  18. ^ David Doty. "Persian Medallion, Fenton". The Field Guide To Carnival Glass. Retrieved 25 April 2015. 
  19. ^ Moran, Mark F. (2007). Warman's Fenton glass : identification and price guide (2nd ed.). Iola, WI: Krause Publications. p. 10. ISBN 0896895718. Retrieved 29 April 2015. 
  20. ^ a b c d e f g h i j William Heacock (1978). Fenton Glass the first twenty five years. O-Val Advertising. p. 24. ISBN 0317038591. 
  21. ^ Measell, William Heacock ; edited by James; Murdock, Frank M. Fenton ; Fenton history written by Eugene C. (1994). Fenton glass : the third twenty-five years, 1956-1980. Marietta, Ohio: Glass Press. p. 93. ISBN 9780915410378. 
  22. ^ a b c d e Moran, Mark F. (2007). Warman's Fenton glass : identification and price guide (2nd ed.). Iola, WI: Krause Publications. p. 18. ISBN 0896895718. Retrieved 29 April 2015. 
  23. ^ a b c d e f g h i j k l m Measell, William Heacock ; edited by James; Murdock, Frank M. Fenton ; Fenton history written by Eugene C. (1994). Fenton glass : the third twenty-five years, 1956-1980. Marietta, Ohio: Glass Press. pp. 145–153. ISBN 9780915410378. 
  24. ^ William Heacock; Eugene Converse Murdock (1995). Fenton glass the second twenty five years.

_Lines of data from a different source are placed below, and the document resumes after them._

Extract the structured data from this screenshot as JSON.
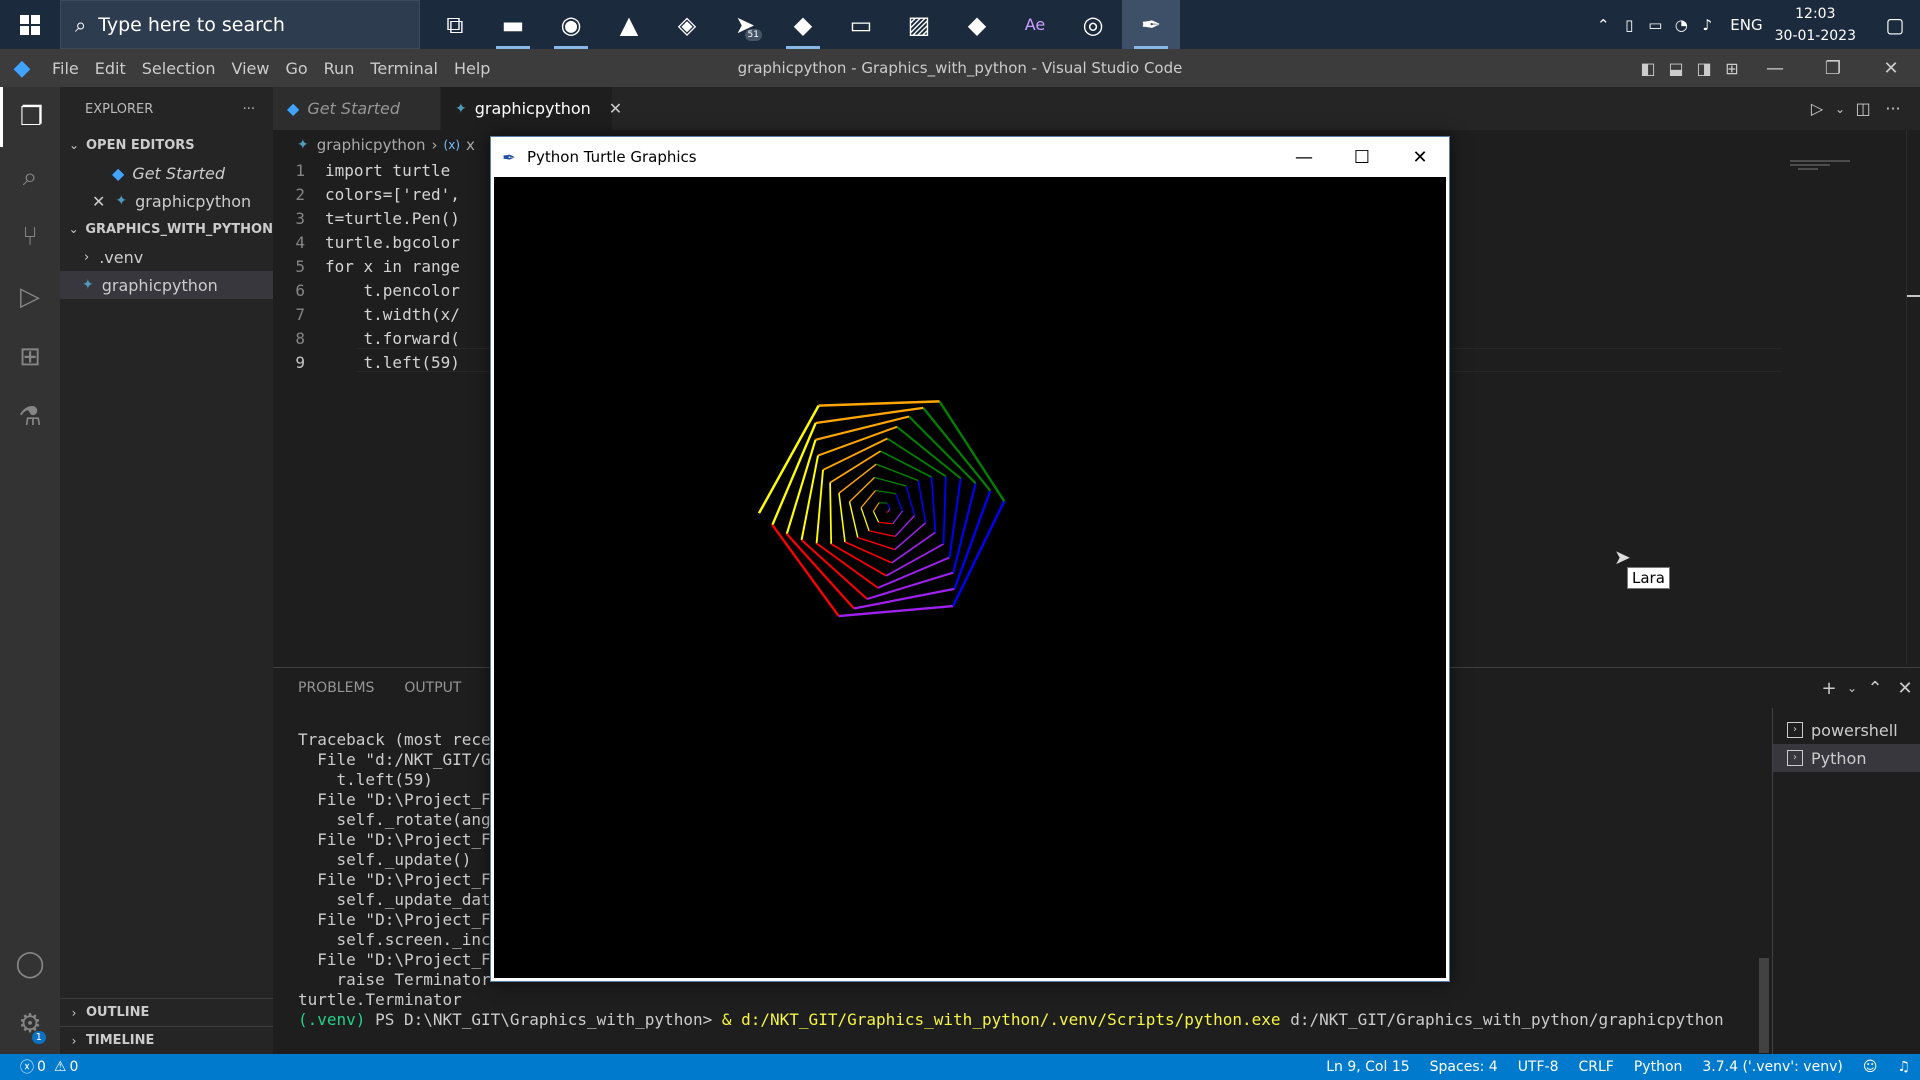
{
  "taskbar": {
    "search_placeholder": "Type here to search",
    "apps": [
      {
        "name": "task-view-icon",
        "glyph": "⧉",
        "open": false
      },
      {
        "name": "file-explorer-icon",
        "glyph": "▬",
        "open": true
      },
      {
        "name": "firefox-icon",
        "glyph": "◉",
        "open": true
      },
      {
        "name": "vlc-icon",
        "glyph": "▲",
        "open": false
      },
      {
        "name": "nvidia-icon",
        "glyph": "◈",
        "open": false
      },
      {
        "name": "telegram-icon",
        "glyph": "➤",
        "open": false,
        "badge": "51"
      },
      {
        "name": "vscode-icon",
        "glyph": "◆",
        "open": true
      },
      {
        "name": "terminal-icon",
        "glyph": "▭",
        "open": false
      },
      {
        "name": "photos-icon",
        "glyph": "▨",
        "open": false
      },
      {
        "name": "anydesk-icon",
        "glyph": "◆",
        "open": false
      },
      {
        "name": "after-effects-icon",
        "glyph": "Ae",
        "open": false
      },
      {
        "name": "ubuntu-icon",
        "glyph": "◎",
        "open": false
      },
      {
        "name": "python-turtle-icon",
        "glyph": "✒",
        "open": true,
        "active": true
      }
    ],
    "tray": {
      "lang": "ENG",
      "time": "12:03",
      "date": "30-01-2023"
    }
  },
  "titlebar": {
    "menu": [
      "File",
      "Edit",
      "Selection",
      "View",
      "Go",
      "Run",
      "Terminal",
      "Help"
    ],
    "title": "graphicpython - Graphics_with_python - Visual Studio Code"
  },
  "sidebar": {
    "header": "EXPLORER",
    "open_editors_label": "OPEN EDITORS",
    "open_editors": [
      "Get Started",
      "graphicpython"
    ],
    "folder_label": "GRAPHICS_WITH_PYTHON",
    "folder_items": [
      ".venv",
      "graphicpython"
    ],
    "outline_label": "OUTLINE",
    "timeline_label": "TIMELINE"
  },
  "tabs": [
    {
      "label": "Get Started",
      "active": false
    },
    {
      "label": "graphicpython",
      "active": true
    }
  ],
  "breadcrumb": [
    "graphicpython",
    "x"
  ],
  "code": {
    "line_numbers": [
      "1",
      "2",
      "3",
      "4",
      "5",
      "6",
      "7",
      "8",
      "9"
    ],
    "lines": [
      "import turtle",
      "colors=['red',",
      "t=turtle.Pen()",
      "turtle.bgcolor",
      "for x in range",
      "    t.pencolor",
      "    t.width(x/",
      "    t.forward(",
      "    t.left(59)"
    ],
    "current_line": 9
  },
  "panel": {
    "tabs": [
      "PROBLEMS",
      "OUTPUT",
      "DE"
    ],
    "terminal_lines": [
      "Traceback (most recen",
      "  File \"d:/NKT_GIT/Gr",
      "    t.left(59)",
      "  File \"D:\\Project_Fi",
      "    self._rotate(angl",
      "  File \"D:\\Project_Fi",
      "    self._update()",
      "  File \"D:\\Project_Fi",
      "    self._update_data",
      "  File \"D:\\Project_Fi",
      "    self.screen._incr",
      "  File \"D:\\Project_Fi",
      "    raise Terminator",
      "turtle.Terminator"
    ],
    "prompt_venv": "(.venv)",
    "prompt_path": " PS D:\\NKT_GIT\\Graphics_with_python> ",
    "prompt_amp": "& ",
    "prompt_exe": "d:/NKT_GIT/Graphics_with_python/.venv/Scripts/python.exe",
    "prompt_arg": " d:/NKT_GIT/Graphics_with_python/graphicpython",
    "terminals": [
      "powershell",
      "Python"
    ]
  },
  "statusbar": {
    "errors": "0",
    "warnings": "0",
    "position": "Ln 9, Col 15",
    "spaces": "Spaces: 4",
    "encoding": "UTF-8",
    "eol": "CRLF",
    "language": "Python",
    "interpreter": "3.7.4 ('.venv': venv)"
  },
  "turtle_window": {
    "title": "Python Turtle Graphics",
    "spiral_colors": [
      "#ff0000",
      "#a020f0",
      "#0000ff",
      "#008000",
      "#ffa500",
      "#ffff00"
    ],
    "turn_degrees": 59,
    "segments": 60
  },
  "tooltip": "Lara"
}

Marietta, Ohio: Glass Press inc. p. 17. ISBN 9780915410293. 
  25. ^ a b c d e f g h i j k l William Heacock; Eugene Converse Murdock (1995). Fenton glass the second twenty five years. Marietta, Ohio: Glass Press inc. pp. 5–6. ISBN 9780915410293. 
  26. ^ "Antique Slag Glass Lamps". Collectors Weekly. Retrieved 11 August 2015. 
  27. ^ William Heacock (1978). Fenton Glass the first twenty five years. O-Val Advertising. p. 29. ISBN 0317038591. 
  28. ^ "Cased Glass". merriam-webster.com. Retrieved 19 June 2015. 
  29. ^ a b c d e Measell, William Heacock ; edited by James; Murdock, Frank M. Fenton ; Fenton history written by Eugene C. (1994). Fenton glass : the third twenty-five years, 1956-1980. Marietta, Ohio: Glass Press. pp. 23, 76. ISBN 9780915410378. 
  30. ^ Measell, William Heacock ; edited by James; Murdock, Frank M. Fenton ; Fenton history written by Eugene C. (1994). Fenton glass : the third twenty-five years, 1956-1980. Marietta, Ohio: Glass Press. p. 46. ISBN 9780915410378. 
  31. ^ "Fenton Art Glass Says It's Closing". Retrieved 2007-12-27. 
  32. ^ "Fenton Art Glass Plans To Continue Glass Production". Retrieved 2007-12-27. 
  33. ^ "An open letter to friends of Fenton Art Glass" (PDF). Retrieved 2008-11-15. 
  34. ^ "Fenton to "Cease Traditional Glass Production"". Retrieved 6 July 2011. 
  35. ^ Fenton Art Glass Company, 700 Elizabeth Street, Williamstown, WV 26187

External links[edit]